2 Information about the Early Childhood Service

Location

New Plymouth

Ministry of Education profile number

46395

Licence type

Education & Care Service

Licensed under

Education (Early Childhood Services) Regulations 2008

Number licensed for

38 children, including up to 8 aged under 2

Service roll

59

Gender composition

Boys 34, Girls 25

Ethnic composition

Māori
Pākehā
Other ethnic groups

8
41
10

Percentage of qualified teachers

80%

Reported ratios of staff to children

Under 2

1:3

Better than minimum requirements

Over 2

1:7

Better than minimum requirements

Review team on site

April 2018

Date of this report

14 May 2018

Most recent ERO report(s)

Education Review

June 2015

3 General Information about Early Childhood Reviews

ERO’s Evaluation Framework

ERO’s overarching question for an early childhood education review is ‘How well placed is this service to promote positive learning outcomes for children?’ ERO focuses on the following factors as described in the bicultural framework Ngā Pou Here:

  • Pou Whakahaere – how the service determines its vision, philosophy and direction to ensure positive outcomes for children
  • Pou Ārahi – how leadership is enacted to enhance positive outcomes for children
  • Mātauranga – whose knowledge is valued and how the curriculum is designed to achieve positive outcomes for children
  • Tikanga whakaako – how approaches to teaching and learning respond to diversity and support positive outcomes for children.

Within these areas ERO considers the effectiveness of arotake – self review and of whanaungatanga – partnerships with parents and whānau.

ERO evaluates how well placed a service is to sustain good practice and make ongoing improvements for the benefit of all children at the service.

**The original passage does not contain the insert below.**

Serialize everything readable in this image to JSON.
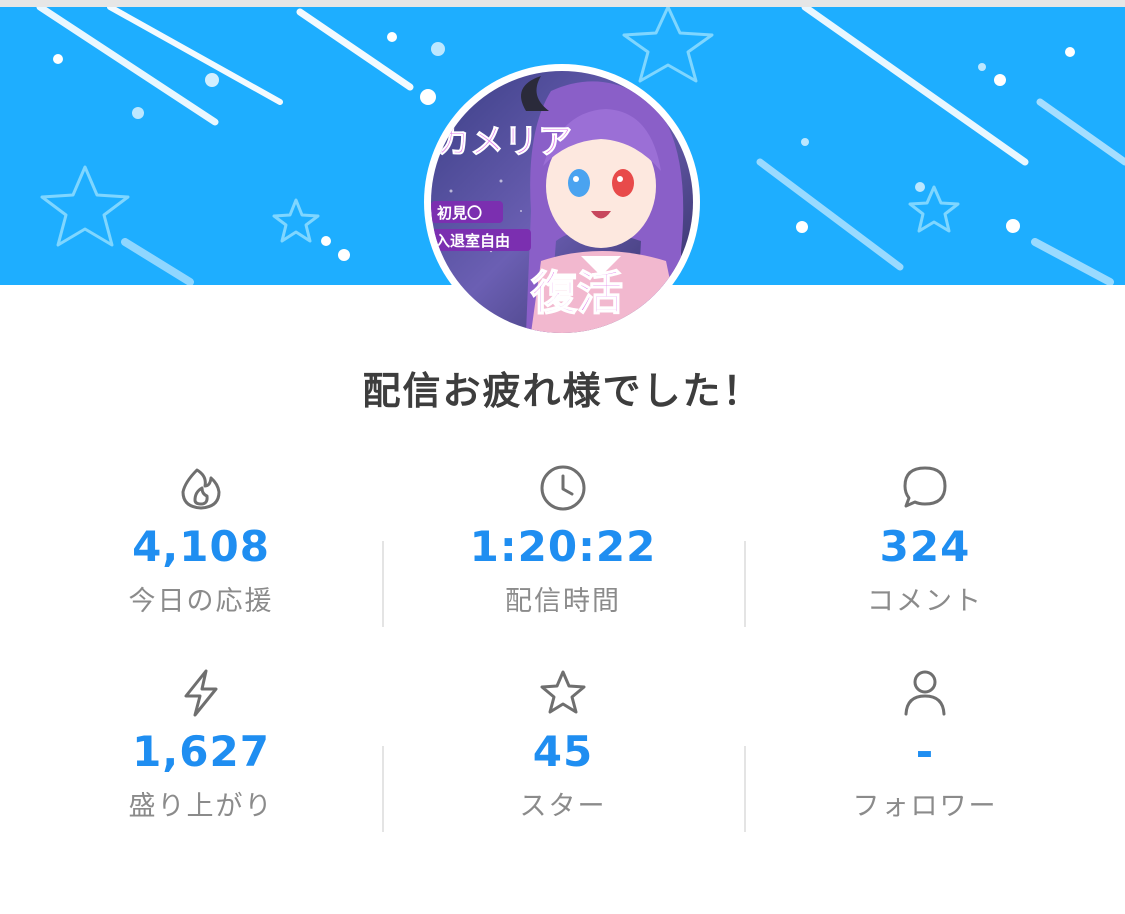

A focus for the government is that all children, especially priority learners, have an opportunity to benefit from quality early childhood education. ERO will report on how well each service promotes positive outcomes for all children, with a focus on children who are Māori, Pacific, have diverse needs, and are up to the age of two.

For more information about the framework and Ngā Pou Here refer to ERO’s Approach to Review in Early Childhood Services.

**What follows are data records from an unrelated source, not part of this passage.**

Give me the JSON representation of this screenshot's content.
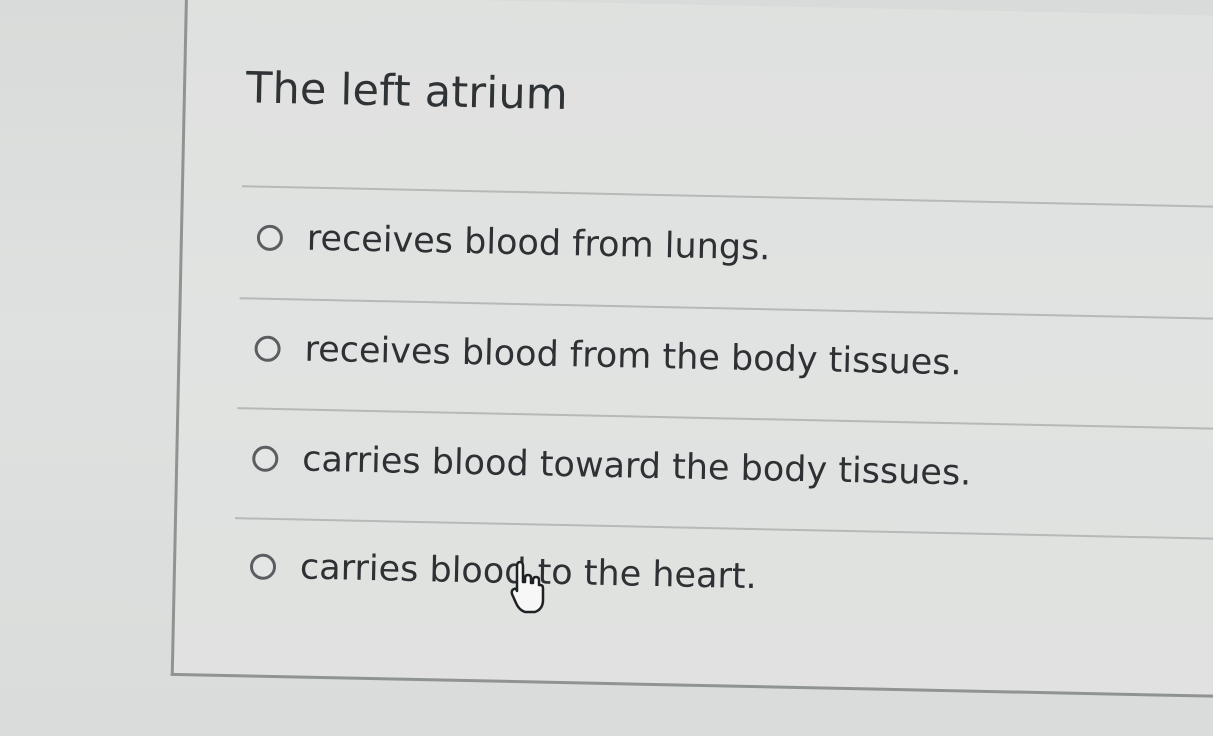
{
  "question": {
    "text": "The left atrium"
  },
  "options": [
    {
      "label": "receives blood from lungs.",
      "selected": false
    },
    {
      "label": "receives blood from the body tissues.",
      "selected": false
    },
    {
      "label": "carries blood toward the body tissues.",
      "selected": false
    },
    {
      "label": "carries blood to the heart.",
      "selected": false
    }
  ],
  "cursor": {
    "icon": "hand-pointer-icon"
  }
}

ERO’s Overall Judgement and Next Review

The overall judgement that ERO makes and the timing of the next review will depend on how well placed a service is to promote positive learning outcomes for children. The categories are:

  • Very well placed – The next ERO review in four years
  • Well placed – The next ERO review in three years
  • Requires further development – The next ERO review within two years
  • Not well placed - The next ERO review in consultation with the Ministry of Education

ERO has developed criteria for each category. These are available on ERO’s website.

Review Coverage

ERO reviews are tailored to each service’s context and performance, within the overarching review framework. The aim is to provide information on aspects that are central to positive outcomes for children and useful to the service.